“Of course, that’s always an option,” Mayor Jon Netts said.
“The maximum propose rate is just our cap,” Quinn said.
“I know, but it’s like this,” Nobile said. “I can throw you in the water to teach you to swim, and you’ll try harder, than if I threw you in with a life preserver. You know what I mean? So I’d rather see you really try.”
The city administration, of course, has been trying hard for years, and for long before Nobile arrived at the council–through the difficult years of the recession and afterward–to keep its spending as level as possible while still providing services residents expect. Netts tried to make the point: “On the other hand I would hate to throw us in and have the guy sink,” the mayor said.
“Eh, some in, some out,” Nobile said, though he conceded moments later that he did not want to cut services.
“All of those things are possible,” Quinn said. “I can’t sit here and tell you they’re not possible without service cuts though. So again, the budgets were developed to meet the existing service standards, and we’re always looking at efficiencies and things of that nature.”
“And because you’re always looking at efficiencies, it’s reasonable to expect that you could bring the expenditures in at less than the maximum millage rate,” McGuire said.
“We always try,” Quinn said.
“The input that doesn’t do us a lot of good is I want more services and I want lower taxes,” Netts said.

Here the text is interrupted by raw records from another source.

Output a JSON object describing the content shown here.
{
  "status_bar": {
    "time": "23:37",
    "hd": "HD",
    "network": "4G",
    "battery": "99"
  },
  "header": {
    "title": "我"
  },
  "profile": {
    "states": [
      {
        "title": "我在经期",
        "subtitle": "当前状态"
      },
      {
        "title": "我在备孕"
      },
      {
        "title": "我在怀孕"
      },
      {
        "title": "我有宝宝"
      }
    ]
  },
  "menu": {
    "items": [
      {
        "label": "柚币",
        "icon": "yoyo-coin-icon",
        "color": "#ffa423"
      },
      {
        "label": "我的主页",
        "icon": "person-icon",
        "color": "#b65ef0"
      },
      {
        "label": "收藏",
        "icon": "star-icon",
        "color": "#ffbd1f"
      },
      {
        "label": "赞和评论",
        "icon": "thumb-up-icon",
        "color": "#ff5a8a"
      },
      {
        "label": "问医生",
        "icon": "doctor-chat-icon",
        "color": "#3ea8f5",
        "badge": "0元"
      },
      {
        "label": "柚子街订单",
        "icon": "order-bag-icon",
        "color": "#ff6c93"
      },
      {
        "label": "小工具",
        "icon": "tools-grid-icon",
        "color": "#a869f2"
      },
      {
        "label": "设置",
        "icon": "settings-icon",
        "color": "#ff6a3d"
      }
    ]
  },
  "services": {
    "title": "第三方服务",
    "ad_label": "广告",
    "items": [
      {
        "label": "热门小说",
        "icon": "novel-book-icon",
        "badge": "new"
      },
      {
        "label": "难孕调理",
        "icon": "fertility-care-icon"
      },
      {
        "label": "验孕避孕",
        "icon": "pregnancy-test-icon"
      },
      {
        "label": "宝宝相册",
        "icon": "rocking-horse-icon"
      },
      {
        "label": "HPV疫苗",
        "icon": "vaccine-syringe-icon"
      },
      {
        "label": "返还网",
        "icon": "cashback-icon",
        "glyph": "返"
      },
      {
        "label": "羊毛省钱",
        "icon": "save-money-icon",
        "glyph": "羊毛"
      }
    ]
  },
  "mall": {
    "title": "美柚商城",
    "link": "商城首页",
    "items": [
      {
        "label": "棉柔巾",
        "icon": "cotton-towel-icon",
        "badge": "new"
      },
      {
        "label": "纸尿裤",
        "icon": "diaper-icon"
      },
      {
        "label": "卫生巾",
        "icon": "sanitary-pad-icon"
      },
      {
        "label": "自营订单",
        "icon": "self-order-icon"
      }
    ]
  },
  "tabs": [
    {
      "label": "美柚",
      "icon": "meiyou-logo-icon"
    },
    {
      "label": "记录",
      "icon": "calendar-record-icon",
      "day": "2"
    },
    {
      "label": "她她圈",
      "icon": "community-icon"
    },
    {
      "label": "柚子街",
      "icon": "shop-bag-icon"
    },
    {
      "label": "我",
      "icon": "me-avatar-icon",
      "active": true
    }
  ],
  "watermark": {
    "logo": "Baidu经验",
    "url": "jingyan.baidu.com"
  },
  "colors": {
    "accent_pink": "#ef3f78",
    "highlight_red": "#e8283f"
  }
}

Not a single member of the public addressed the matter. The measure passed by a unanimous, 5-0 vote.